Requirement
Filter out every line below that lacks "bsize", and copy the rest.

Website and app data records
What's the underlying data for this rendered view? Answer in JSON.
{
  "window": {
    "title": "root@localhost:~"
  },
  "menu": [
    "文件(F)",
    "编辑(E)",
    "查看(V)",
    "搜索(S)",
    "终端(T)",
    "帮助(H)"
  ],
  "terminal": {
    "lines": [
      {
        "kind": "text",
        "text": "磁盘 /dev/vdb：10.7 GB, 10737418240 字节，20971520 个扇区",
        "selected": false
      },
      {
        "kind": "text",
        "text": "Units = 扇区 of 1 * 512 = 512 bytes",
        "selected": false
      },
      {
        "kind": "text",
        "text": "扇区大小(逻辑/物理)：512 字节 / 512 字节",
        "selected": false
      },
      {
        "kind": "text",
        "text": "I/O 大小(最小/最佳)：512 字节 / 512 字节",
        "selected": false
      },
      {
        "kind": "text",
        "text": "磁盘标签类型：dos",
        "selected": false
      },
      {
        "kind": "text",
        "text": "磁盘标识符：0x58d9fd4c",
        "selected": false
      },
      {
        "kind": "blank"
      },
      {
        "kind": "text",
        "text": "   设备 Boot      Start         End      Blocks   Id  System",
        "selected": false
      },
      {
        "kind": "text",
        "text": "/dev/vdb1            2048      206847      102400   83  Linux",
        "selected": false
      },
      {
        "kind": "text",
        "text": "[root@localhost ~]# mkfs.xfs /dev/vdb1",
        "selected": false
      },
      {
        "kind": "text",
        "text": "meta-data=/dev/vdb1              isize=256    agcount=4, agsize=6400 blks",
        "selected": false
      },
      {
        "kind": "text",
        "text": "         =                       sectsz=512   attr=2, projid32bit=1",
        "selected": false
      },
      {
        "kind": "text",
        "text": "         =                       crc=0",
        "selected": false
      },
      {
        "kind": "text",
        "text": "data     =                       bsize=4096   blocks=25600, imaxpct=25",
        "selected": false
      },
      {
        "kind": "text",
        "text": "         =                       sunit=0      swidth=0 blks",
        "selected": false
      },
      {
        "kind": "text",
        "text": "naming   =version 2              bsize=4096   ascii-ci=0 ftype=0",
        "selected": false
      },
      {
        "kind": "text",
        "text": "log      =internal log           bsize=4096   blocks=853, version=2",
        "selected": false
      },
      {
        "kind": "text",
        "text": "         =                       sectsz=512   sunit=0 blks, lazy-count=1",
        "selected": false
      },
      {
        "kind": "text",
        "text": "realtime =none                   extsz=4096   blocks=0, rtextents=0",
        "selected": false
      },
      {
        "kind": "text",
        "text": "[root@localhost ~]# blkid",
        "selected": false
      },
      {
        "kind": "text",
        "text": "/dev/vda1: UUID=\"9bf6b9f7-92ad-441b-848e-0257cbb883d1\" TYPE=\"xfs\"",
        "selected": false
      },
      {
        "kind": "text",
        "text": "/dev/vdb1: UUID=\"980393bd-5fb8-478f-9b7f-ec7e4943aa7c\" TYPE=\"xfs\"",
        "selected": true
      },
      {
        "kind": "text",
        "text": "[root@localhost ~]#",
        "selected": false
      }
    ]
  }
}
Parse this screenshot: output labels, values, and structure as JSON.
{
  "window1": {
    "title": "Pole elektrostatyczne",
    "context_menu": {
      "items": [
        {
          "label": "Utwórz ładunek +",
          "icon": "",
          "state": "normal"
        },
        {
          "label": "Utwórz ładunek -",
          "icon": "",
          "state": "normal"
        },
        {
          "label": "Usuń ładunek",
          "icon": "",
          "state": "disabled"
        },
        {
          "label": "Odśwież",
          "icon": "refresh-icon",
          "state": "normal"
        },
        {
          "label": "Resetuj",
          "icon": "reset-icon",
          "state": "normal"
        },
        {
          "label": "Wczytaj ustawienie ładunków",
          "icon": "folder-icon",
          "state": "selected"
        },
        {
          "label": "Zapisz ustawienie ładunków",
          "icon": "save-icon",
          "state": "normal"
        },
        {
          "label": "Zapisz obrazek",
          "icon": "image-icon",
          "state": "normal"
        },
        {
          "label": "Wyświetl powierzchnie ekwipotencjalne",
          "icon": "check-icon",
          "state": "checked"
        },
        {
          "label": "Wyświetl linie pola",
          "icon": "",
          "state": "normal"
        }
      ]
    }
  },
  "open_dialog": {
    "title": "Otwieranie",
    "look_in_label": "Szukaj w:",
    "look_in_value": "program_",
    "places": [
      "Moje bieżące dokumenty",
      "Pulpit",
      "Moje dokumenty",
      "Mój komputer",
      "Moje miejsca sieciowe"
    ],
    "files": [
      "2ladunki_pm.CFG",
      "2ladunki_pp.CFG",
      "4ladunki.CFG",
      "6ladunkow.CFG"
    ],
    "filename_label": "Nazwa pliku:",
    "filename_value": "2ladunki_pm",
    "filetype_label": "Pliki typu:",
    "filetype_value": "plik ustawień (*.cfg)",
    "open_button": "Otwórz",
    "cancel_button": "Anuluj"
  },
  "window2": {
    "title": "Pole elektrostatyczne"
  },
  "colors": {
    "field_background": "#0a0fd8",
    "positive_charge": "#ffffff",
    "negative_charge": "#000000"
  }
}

Output of the task
        "text": "data     =                       bsize=4096   blocks=25600, imaxpct=25",
        "text": "naming   =version 2              bsize=4096   ascii-ci=0 ftype=0",
        "text": "log      =internal log           bsize=4096   blocks=853, version=2",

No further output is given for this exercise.